We now meet a fourth important character, the Englishman. The Englishman spent a decade at a university trying to find the one true language of the universe. Before traveling to northern Africa, he studied Esperanto, an international language, then religions of the world, and finally alchemy. To the Englishman’s dismay, however, the alchemists he has met won’t teach him what he wants to know — perhaps, he conjectures, because they don’t know it themselves. Surrounded by thick books, he awaits the departure of a caravan for Egypt. He hopes to travel through the Sahara desert to the Al-Fayoum oasis on the way there, reportedly the home of a two-hundred-year-old alchemist who can turn any metal into gold.
After meeting the Englishman, Santiago removes Urim and Thummim from his pocket and is surprised when the Englishman shouts their names. The Englishman tells Santiago that the stones aren’t valuable, then removes two identical stones from his own pocket. Santiago tells him that the stones came from a king, a fact which the Englishman is not surprised to learn. “It was shepherds who were the first to recognize a king that the rest of the world refused to acknowledge,” he says.
The Englishman tells Santiago that Urim and Thummim were “the only form of divination permitted by God. The priests carried them in a golden breastplate.” He speculates that this may be an omen, telling Santiago that everything in life is an omen. The Englishman also tells Santiago that he is in search of a universal language.
Like Santiago, the Englishman too believes in omens. He is also on a quest, for “the one true language of the universe.” Although the relationships are unclear at this point in the book, this language is synonymous with the “secret of the Master Work,” and includes something called the Philosopher’s Stone, which is related somehow to the Elixir of Life. Perhaps the author’s point is that the Englishman has not reached his goal because he has not focused it sufficiently. He cannot fulfill his Personal Legend because it is too vague and jumbled.
Prior to this episode in the novel, it has been difficult to place The Alchemist in time. Does the story take place fifty years ago, or five hundred? This vagueness with respect to setting is intentional on Coelho’s part, as it lends his book a mythic, timeless tone. When the Englishman mentions having studied Esperanto, however, the reader can deduce that The Alchemist is set sometime during the last century and a half, since Esperanto was introduced by the linguist L. L. Zamenhof in 1887.
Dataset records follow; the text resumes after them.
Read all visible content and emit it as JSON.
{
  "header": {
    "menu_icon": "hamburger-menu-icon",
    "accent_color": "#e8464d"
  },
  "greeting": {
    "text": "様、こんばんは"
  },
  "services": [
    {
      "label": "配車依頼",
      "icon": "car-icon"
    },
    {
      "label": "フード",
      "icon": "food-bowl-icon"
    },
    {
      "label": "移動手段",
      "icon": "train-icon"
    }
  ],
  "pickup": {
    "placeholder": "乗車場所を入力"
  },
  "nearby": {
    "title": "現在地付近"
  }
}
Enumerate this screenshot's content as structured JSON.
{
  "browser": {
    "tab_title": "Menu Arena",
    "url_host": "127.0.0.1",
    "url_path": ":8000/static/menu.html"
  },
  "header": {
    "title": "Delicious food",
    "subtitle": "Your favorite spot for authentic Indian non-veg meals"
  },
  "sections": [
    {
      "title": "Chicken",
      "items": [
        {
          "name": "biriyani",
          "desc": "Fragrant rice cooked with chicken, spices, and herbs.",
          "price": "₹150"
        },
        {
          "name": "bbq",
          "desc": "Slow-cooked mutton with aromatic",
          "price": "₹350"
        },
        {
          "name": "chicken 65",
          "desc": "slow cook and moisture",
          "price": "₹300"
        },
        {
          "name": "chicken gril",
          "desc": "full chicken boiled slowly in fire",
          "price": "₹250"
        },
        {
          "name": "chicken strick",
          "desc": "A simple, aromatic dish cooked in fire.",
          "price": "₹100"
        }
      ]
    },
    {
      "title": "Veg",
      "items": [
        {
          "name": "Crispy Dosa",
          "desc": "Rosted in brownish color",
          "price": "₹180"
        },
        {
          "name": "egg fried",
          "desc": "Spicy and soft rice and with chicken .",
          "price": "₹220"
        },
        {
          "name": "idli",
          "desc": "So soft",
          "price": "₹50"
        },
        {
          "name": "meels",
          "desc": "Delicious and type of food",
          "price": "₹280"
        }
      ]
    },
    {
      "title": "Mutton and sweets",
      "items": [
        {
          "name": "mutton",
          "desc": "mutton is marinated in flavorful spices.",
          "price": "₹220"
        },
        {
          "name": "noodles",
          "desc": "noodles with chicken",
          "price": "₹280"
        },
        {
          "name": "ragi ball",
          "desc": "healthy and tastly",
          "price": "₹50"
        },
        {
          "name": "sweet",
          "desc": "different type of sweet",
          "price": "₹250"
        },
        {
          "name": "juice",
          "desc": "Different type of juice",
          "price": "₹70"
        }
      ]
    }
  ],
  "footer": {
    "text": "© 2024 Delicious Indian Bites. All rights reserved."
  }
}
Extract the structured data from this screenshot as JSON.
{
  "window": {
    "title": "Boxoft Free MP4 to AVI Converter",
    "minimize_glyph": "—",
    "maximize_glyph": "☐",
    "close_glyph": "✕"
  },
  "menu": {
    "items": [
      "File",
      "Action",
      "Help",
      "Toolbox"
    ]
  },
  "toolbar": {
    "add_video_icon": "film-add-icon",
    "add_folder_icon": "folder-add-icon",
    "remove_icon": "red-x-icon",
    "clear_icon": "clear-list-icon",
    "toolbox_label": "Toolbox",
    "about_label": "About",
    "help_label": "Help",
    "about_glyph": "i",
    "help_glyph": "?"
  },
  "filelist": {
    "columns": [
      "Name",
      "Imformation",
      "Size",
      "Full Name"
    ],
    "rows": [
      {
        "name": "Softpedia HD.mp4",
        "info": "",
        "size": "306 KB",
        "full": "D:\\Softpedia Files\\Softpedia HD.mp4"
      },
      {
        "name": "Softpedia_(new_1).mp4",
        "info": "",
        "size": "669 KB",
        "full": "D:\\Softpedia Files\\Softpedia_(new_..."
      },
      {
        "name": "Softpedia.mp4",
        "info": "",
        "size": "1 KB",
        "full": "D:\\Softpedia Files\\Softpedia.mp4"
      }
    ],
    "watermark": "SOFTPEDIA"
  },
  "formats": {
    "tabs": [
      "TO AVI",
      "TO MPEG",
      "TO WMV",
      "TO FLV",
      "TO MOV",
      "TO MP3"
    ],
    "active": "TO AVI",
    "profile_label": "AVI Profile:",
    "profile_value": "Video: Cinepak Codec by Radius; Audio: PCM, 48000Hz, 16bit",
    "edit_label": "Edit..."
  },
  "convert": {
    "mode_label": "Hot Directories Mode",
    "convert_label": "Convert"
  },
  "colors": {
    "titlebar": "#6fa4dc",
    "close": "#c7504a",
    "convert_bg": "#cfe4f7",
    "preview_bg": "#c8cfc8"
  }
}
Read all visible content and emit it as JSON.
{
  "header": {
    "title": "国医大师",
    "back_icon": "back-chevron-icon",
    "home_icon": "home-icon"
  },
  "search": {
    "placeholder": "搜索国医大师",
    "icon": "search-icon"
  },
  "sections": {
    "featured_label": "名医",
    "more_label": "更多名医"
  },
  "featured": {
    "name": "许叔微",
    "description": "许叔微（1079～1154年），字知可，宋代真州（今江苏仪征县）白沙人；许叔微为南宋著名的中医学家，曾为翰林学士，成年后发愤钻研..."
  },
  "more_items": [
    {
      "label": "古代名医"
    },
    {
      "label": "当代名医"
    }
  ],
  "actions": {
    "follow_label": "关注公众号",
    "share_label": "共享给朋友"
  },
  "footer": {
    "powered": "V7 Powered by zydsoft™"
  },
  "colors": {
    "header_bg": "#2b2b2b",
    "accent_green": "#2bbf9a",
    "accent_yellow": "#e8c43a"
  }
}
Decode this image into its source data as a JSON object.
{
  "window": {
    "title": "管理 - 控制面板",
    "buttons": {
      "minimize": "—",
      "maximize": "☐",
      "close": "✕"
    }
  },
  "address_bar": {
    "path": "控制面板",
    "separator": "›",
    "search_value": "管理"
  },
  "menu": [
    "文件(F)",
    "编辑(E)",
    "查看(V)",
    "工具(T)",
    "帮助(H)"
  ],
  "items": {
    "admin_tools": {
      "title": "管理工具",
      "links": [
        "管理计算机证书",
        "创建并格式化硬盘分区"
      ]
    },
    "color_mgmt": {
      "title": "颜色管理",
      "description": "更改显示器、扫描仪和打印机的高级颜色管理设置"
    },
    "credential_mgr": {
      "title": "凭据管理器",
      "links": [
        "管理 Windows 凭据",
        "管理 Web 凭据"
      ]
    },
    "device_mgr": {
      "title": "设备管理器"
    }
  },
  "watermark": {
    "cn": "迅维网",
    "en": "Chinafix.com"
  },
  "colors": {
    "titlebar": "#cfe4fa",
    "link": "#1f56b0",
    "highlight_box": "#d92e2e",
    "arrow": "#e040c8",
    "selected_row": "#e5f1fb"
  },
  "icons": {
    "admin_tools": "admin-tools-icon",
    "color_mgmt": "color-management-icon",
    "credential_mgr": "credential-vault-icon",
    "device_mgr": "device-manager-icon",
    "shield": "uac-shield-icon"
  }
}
When the Englishman speaks of shepherds who recognized a king, he means the “king of kings,” Jesus Christ. According to the New Testament, Mary gave birth to Jesus in a stable, where shepherds who had been attracted by a star that shone directly overhead discovered the Son of God.
The Englishman introduces another function of omens in The Alchemist. He tells Santiago (whom he first mistakes for an Arab) that omens are not just for following on the way to achieving one’s Personal Legend. They also can help a person understand the language of the universe. As described by the Englishman, the language of the universe is a kind of lost knowledge — information that everyone in the world used to know, without having to read books. This knowledge has somehow vanished, but the Englishman plans on recovering it with the help of an alchemist.